This little sketch was done at Caspian Lake near our cottage in Vermont.
This is a classic New England scene. Sadly, it isn’t as common as it used to be, as many cows spend their lives in factory farms and don’t go outside.
Bostonians are roughly divided between those who, on vacation, head for the ocean (often Cape Cod) and those who head for the mountains and lakes (Vermont, New Hampshire, Maine, the Berkshires). We are among the latter category. To me there is nothing more peaceful than staring across a lake at the distant hills.
I’m taking the rest of August “off” from posting new paintings, and am posting some of my favorites from my archives. All were painted of Vermont and New Hampshire.
Have you noticed that, as soon as you get away from the cities, so much of the view from planes is the geometry of farmlands? Here’s my sketch (from a cell phone photo, then painted on my tray table during the flight) ascending out of Denver on the way back to Boston.
Many people spend a lot of time waiting at airports. It’s more interesting if you have a pencil and paper in your hand. You can make a variety of darks and lights with a simple office pencil, rubbed with a kleenex for shading.
I’ve often wondered what people mean by “the big sky”. When we flew out of the Denver airport returning from our trip to Colorado, I took this photo out the huge windows at the airport, then did the sketch on the plane. It’s the kind of landscape that, as a resident of the East Coast most of my life, I feel unfamiliar with. No hills, no trees, flat and visible as far as the eye can see. A very different perspective.
As we drove back from Crested Butte to Denver to fly home, the views were spectacular. Here is my final attempt to catch the beauty of the receding ranges of mountains. (Watercolor, Moleskine watercolor notebook, Carbon Ink Pen, white UniBall pen.)
At a farmer’s market in Colorado, I bought these amazing radishes in a rainbow of colors.
Charley was one of the world’s great family dogs. He was a best pal to our kids, particularly our two sons, when they were growing up. Even though he’s gone to the great doghouse in the sky, we often talk about him. He’s a quick sketch I did of him when he was with us. His tail illustrates the problem with working in spiral sketchbooks!
In Colorado at Mona’s cafe, “Amazing Grace,” the wood-burning stove is the only source of heat during the winter. Since Breckenridge is a ski town at 9,000 feet elevation, the stove works hard. Here’s a little sketch.
This is the view from the condo where we stayed in Breckenridge, Colorado. It doesn’t do it justice, but it was fun, and frustrating, to try.

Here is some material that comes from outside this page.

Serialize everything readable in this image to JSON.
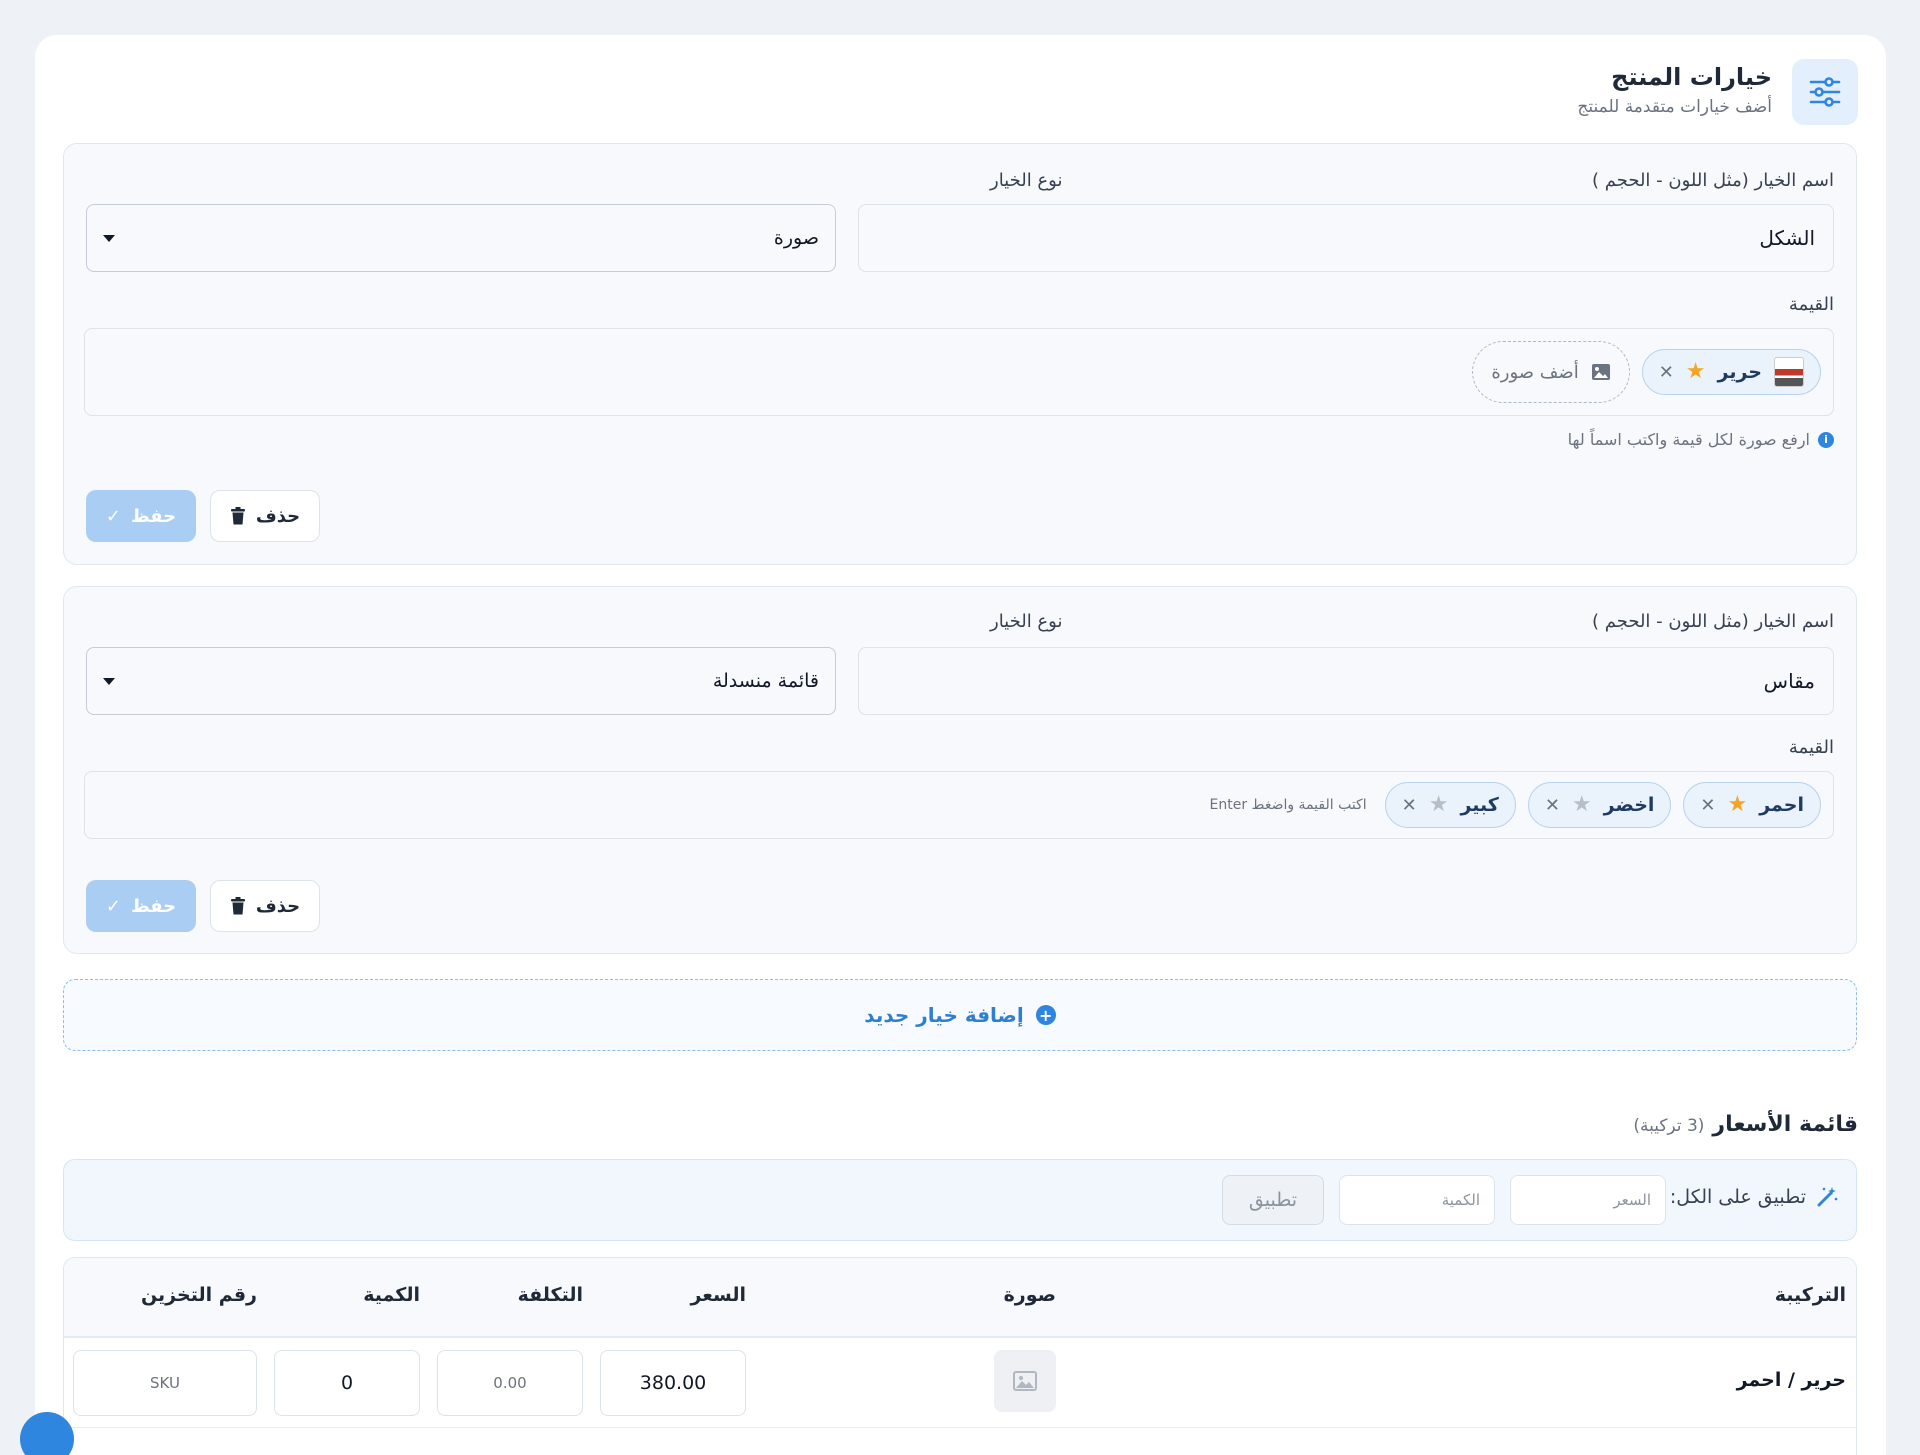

We are in Breckenridge, Colorado, where my nephew’s wife runs a wonderful homey cafe called “Amazing Grace.” It’s been so fun to sit here and draw! No wonder people love to hang out here for hours.
We are in Colorado for ten days, visiting family and enjoying the beautiful Rocky Mountains. What a gorgeous state! It’s tricky conveying the receding layers of mountains, with snow on the highest and farthest peaks. Here’s my fourth try.
Sometimes it’s fun to just suggest shapes of people and trees and let the viewer’s imagination fill in the rest.